The most exciting part of a PC build, the best graphics cards are unfortunately more expensive than ever. While I could be selfish and recommend everyone go out and buy an Nvidia GeForce RTX 4090 and forget about graphics settings, I know most people can’t afford that ridiculous graphics card.
Bethesda recommends an Nvidia GeForce RTX 2080 or an AMD Radeon RX 6800 XT – two wildly different GPUs, but that’s another story. You can still buy the AMD Radeon RX 6800 XT, as AMD still hasn’t released a GPU in that tier as part of its Radeon 7000 series.
That Nvidia card, though, that’s a bit out of date. The RTX 2080 hasn’t been on the market for a while, but the closest comparison out of the latest generation is probably the Nvidia GeForce RTX 4070. You can get that card for around $599 these days. And while that graphics card isn’t the most exciting gen-on-gen improvement over the RTX 3070, the RTX 3070 isn’t available on store shelves right now.
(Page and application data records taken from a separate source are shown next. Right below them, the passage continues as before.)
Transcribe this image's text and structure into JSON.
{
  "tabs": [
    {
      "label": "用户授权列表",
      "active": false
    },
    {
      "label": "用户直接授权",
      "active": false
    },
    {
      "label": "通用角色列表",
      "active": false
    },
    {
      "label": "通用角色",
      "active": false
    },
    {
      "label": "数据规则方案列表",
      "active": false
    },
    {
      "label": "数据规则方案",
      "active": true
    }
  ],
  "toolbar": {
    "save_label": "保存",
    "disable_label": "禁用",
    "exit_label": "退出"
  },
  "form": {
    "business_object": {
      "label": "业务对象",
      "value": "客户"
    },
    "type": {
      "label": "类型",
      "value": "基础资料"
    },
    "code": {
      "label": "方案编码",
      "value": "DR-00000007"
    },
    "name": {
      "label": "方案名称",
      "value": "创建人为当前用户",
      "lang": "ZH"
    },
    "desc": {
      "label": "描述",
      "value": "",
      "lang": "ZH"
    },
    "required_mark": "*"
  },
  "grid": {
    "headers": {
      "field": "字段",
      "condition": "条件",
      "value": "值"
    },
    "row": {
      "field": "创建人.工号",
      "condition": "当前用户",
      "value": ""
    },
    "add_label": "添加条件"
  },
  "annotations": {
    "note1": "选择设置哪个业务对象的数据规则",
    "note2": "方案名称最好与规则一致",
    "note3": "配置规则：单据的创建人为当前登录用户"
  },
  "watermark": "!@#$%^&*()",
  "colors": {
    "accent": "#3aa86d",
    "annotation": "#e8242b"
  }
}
Unfortunately for spinning disks lovers, it seems like Starfield is going to require an SSD to run. To be fair, though, SSDs are dirt cheap these days so if you’re still using a hard disk, spend the $15 and just get an SSD, at least just for Starfield. The game takes up 140GB on its own, so I recommend getting at least a 256GB drive, just so you have enough space for Windows 11 on top of Starfield.
You can get a SATA drive of this size for just $14.99, but I’d recommend spending a little bit more for an M.2 drive, which will likely cost around $19.99 for a PCIe 3 unit. Or if you want something that will last a while, my SSD of choice these days is the Samsung 980 Pro.
Should You Play Starfield on PC?
Ever since Todd Howard told us Starfield would sit at 30 fps on console, I knew I was going to be playing this game on PC. Say all you want about PC gaming, but at least I’ll be able to play at whatever frame rate I want to play at, without having to worry about what my living room box can do.
Then again, I have played every Bethesda RPG on PC, and I don’t plan on changing that any time soon. It’s going to control better, look better and most importantly: it’ll have mods. PC is going to be the definitive place to play Starfield, and if you have a rig that can handle it, I recommend trying it out on PC first.